University celebrates Heritage Week

Katia Faroun | Photo Editor
Students played basketball as part of the university’s birthday celebration.
Katia Faroun | Photo Editor
Students played basketball as part of the university’s birthday celebration.

Meredith Blakely | Staff Writer


Heritage Week is a three-day yearly event that celebrates all things Duquesne. Duquesne University was founded 140 years ago on Oct. 1, 1878. This year marks the 6th annual Heritage Week that commemorates Duquesne’s birthday and the university’s Catholic Spiritan heritage.

Each year, Duquesne celebrates Heritage Week beginning on Monday, Oct. 1 and concluding on Wednesday, Oct 3. These three days were full of celebration, such as the university birthday party on A-Walk on Monday, which featured three tables including food, free T-shirts and games.

Tuesday’s events included a Mass celebrating the Feast Day of Claude Poullart de Places, a Feast Day Luncheon and a “Feast on Feast Day Giveaway.” To conclude the festivities, Wednesday night there was a Food, Faith and Culture Night.

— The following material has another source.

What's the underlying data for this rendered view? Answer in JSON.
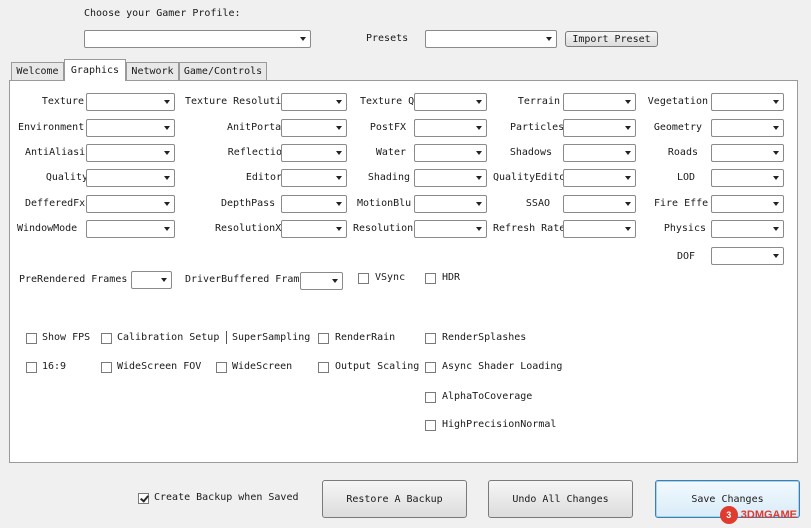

Duquesne President Ken Gormley noted that the university’s mission is fundamental to the university. As a Spiritan university, Gormley encourages Duquesne to look back on and celebrate its roots during this week, because they make Duquesne what it is today.

“As a Catholic Spiritan University, our mission is at the heart of everything we do,” Gormley said.

Duquesne’s mission began prior to the birth of the university, when the Spiritan order was founded by Claude Poullart de Places.

De Places graduated from high school merely at age 16 as the valedictorian, attending Saint-Thomas College in Rennes. His valedictorian speech impressed the Royal Family, leading them to invite him to Versailles in Paris.

From there, De Places attended and graduated from law school, later deciding to become a priest. At the age of 24, he founded the Spiritan order, but passed away six years later.

“These dedicated Spiritans rolled up their sleeves, and through their vision, made Duquesne University the special place it is today. This history serves as an inspiration to our whole campus community, as we continue to live out the mission envisioned by our founders, each day, by serving our students and the community at large,” Gormley said.

Luci-Jo DiMaggio, the director of mission animation in the Division of Mission and Identity, showed much enthusiasm as she explained the significance of creating such a week.

“At Duquesne, our Catholic Spiritan roots and mission drive everything we do here,” DiMaggio said. “Heritage Week celebrates both our Spiritan roots and the founding of our university.”

Heritage Week falls on the same week as Homecoming this year, calling for even more festivities.

Homecoming and Heritage Week both celebrate Duquesne University in different ways. Homecoming, however, takes place from Oct. 5 to Oct. 7, and welcomes home alumni. Similar events as those for Heritage Week will take place over the course of the three days celebrating Homecoming.

Normally, these gatherings do not fall during the same week, but this year they do, as DiMaggio mentioned.

“We are very lucky that [Heritage Week] falls during Homecoming Week most years as this seems to be the best possible way to celebrate all things Duquesne!” DiMaggio said. “Unfortunately, that does not always work out like it has the last two years.”

Gormley shared his thoughts regarding Heritage Week.

“As Duquesne celebrates its 140th birthday,” Gormley said, “this is a wonderful opportunity to look back proudly on the foundation laid by the Spiritan missionaries who came to Pittsburgh to provide educational opportunities to recent immigrants and their families.”

He invited the community to join the festivities and celebrate the founding of Duquesne University.

“I encourage the entire Duquesne family to participate in the activities we have planned for Heritage Week, and to use this occasion to reflect upon how fortunate we are to be part of such a remarkable institution of higher education,” Gormley said.